[Element data from apps and pages]
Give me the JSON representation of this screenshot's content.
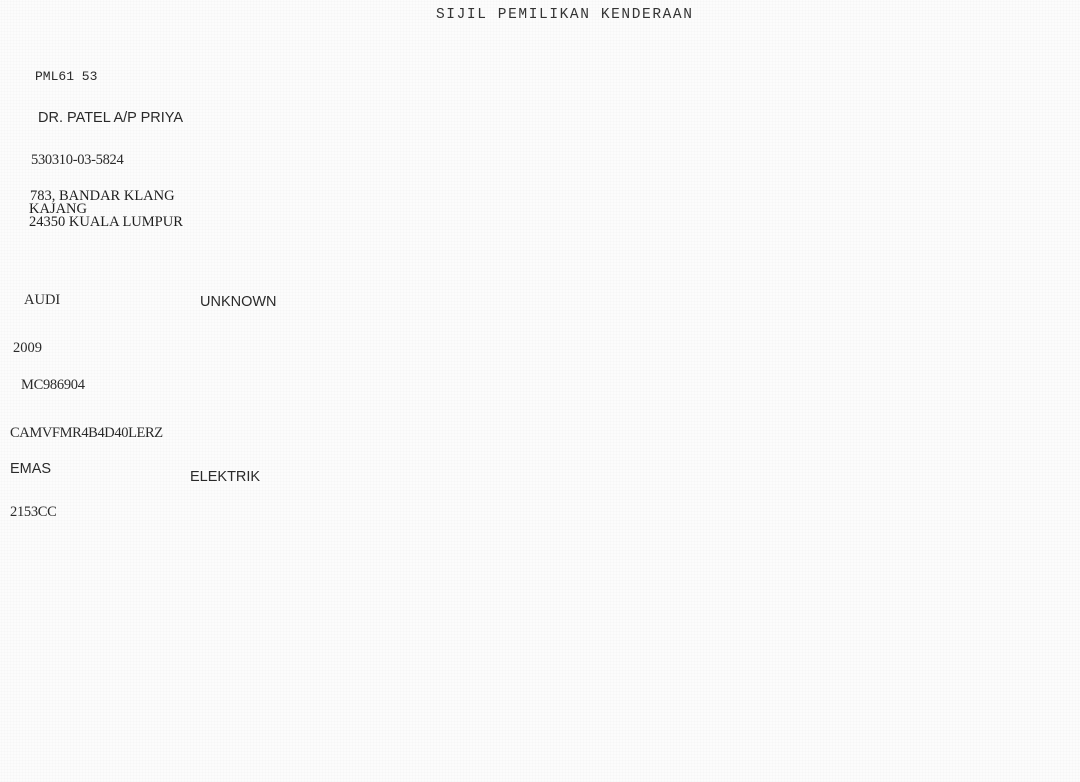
{
  "document": {
    "title": "SIJIL PEMILIKAN KENDERAAN"
  },
  "registration": {
    "plate_number": "PML61 53"
  },
  "owner": {
    "name": "DR. PATEL A/P PRIYA",
    "ic_number": "530310-03-5824",
    "address_line1": "783, BANDAR KLANG",
    "address_line2": "KAJANG",
    "address_line3": "24350 KUALA LUMPUR"
  },
  "vehicle": {
    "make": "AUDI",
    "model": "UNKNOWN",
    "year": "2009",
    "engine_number": "MC986904",
    "chassis_number": "CAMVFMR4B4D40LERZ",
    "colour": "EMAS",
    "fuel": "ELEKTRIK",
    "capacity": "2153CC"
  }
}
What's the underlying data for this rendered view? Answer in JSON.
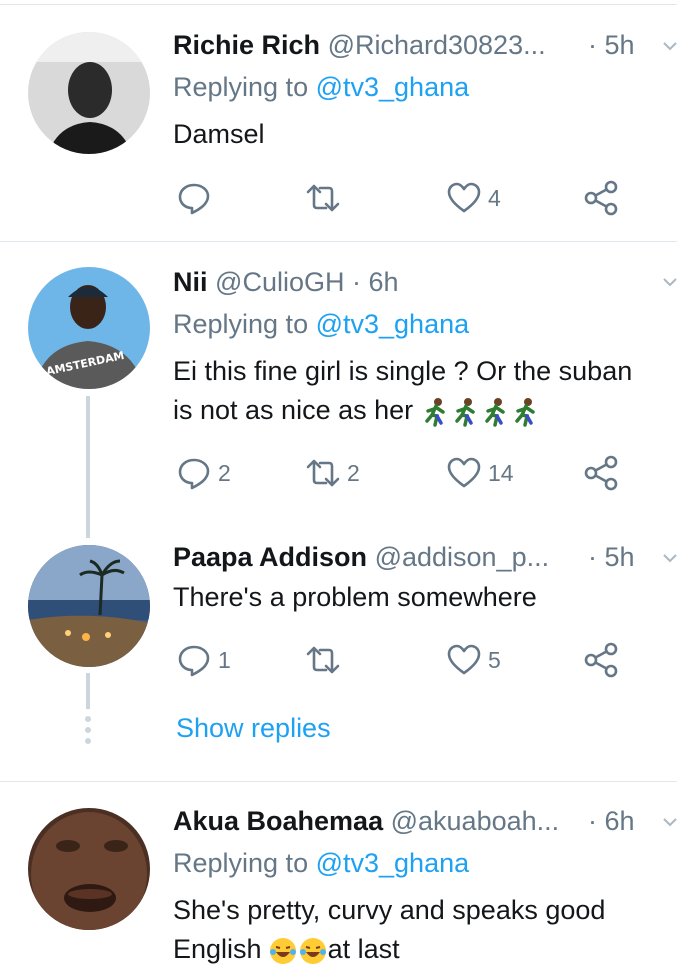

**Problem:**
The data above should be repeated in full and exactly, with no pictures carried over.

**Output of the task:**
Give me the JSON representation of this screenshot's content.
{
  "document": {
    "title": "SIJIL PEMILIKAN KENDERAAN"
  },
  "registration": {
    "plate_number": "PML61 53"
  },
  "owner": {
    "name": "DR. PATEL A/P PRIYA",
    "ic_number": "530310-03-5824",
    "address_line1": "783, BANDAR KLANG",
    "address_line2": "KAJANG",
    "address_line3": "24350 KUALA LUMPUR"
  },
  "vehicle": {
    "make": "AUDI",
    "model": "UNKNOWN",
    "year": "2009",
    "engine_number": "MC986904",
    "chassis_number": "CAMVFMR4B4D40LERZ",
    "colour": "EMAS",
    "fuel": "ELEKTRIK",
    "capacity": "2153CC"
  }
}
What's the underlying data for this rendered view? Answer in JSON.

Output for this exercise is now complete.